“If the head of the house has been called Beelzebub, how much more the members of his household! (Matthew 10: 34-39)

To be like Jesus is to assuredly be persecuted like Jesus. To not be persecuteted is to fall short of the full call of Jesus and to be like the enemies of Jesus: “Woe to you when all men speak well of you, for that is how their Fathers treated the false prophets. (Matthew 5: 11-12 & Luke 6:26)”

Even to attain godly character, the most sure way is to gain it through persecution. James says that perseverance of your faith comes only through trials (James 1: 2-4 & Romans 5: 3-5).

And Paul says that it is through the perseverance attained by suffering that we gain character like that of Jesus - and that it is through such character that we have hope in Christ!

It is not just an added benefit that we attain the glory of persecution and suffering - it is our very life! In fact, Paul said, “Anyone who wants to live a godly life in Christ Jesus will be persecuted. (II Timothy 3:12)”

If you live a life of the Spirit you will be rejected by mankind. If you live as Jesus lived, you will be insulted and mistreated. If you walk in the teaching of the apostles, you will be spurned and hated. If god truly resides in you, you will even be beaten, arrested, sentenced and killed (Mark 8: 31-38).

This is the meaning of the cross we must hear. This is a daily sacrifice for those who live in God.

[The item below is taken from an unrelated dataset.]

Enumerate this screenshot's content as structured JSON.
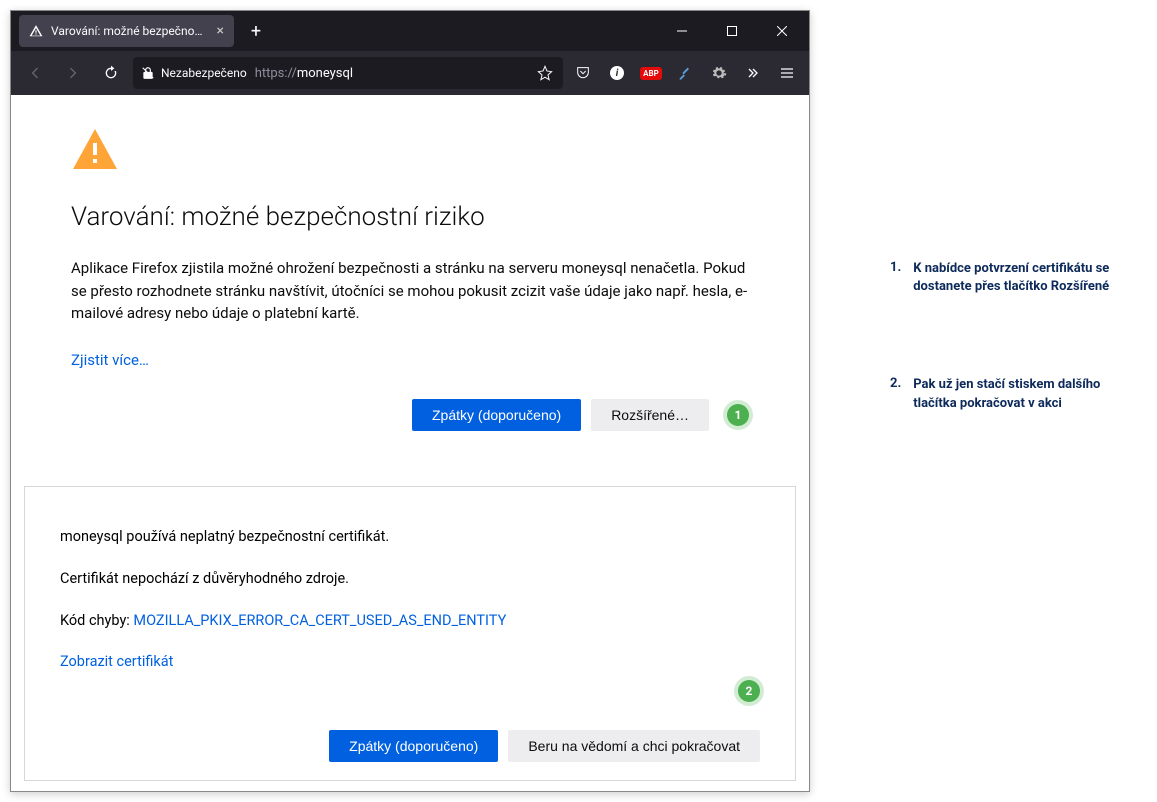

The fact that we rarely experience persecution as a church displays our weakness. But the fact that we do everything in our power to turn aside and walk away from the slight persecutions God gives us - that we stand up in court demanding our rights as citizens for protection - when we ought to be standing in our protection God gave us... What does that speak of us?

Jesus on Persecution

If the world hates you, you know that it has hated Me before it hated you. If you were of the world, the world would love its own; but because you are not of the world, but I chose you out of the world, because of this the world hates you.

Remember the word that I said to you, 'A slave is not greater than his master.' If they persecuted Me, they will also persecute you; if they kept My word, they will keep yours also. But all these things they will do to you for My name's sake, because they do not know the One who sent Me. If I had not come and spoken to them, they would not have sin, but now they have no excuse for their sin. He who hates Me hates My Father also. If I had not done among them the works which no one else did, they would not have sin; but now they have both seen and hated Me and My Father as well. But they have done this to fulfill the word that is written in their Law, 'THEY HATED ME WITHOUT A CAUSE.'
John 15

Distinctive #23-- Suffering

Disciples must be prepared to suffer for their faith. The true church is characterized by suffering. Anabaptists experienced this from both Catholics and Protestants. There were thousands of Anabaptist martyrs.  This helped spread Anabaptism as others saw that their faith was real. But it also caused great distress and eventually quenched the movement. The leaders were killed and the rest went underground.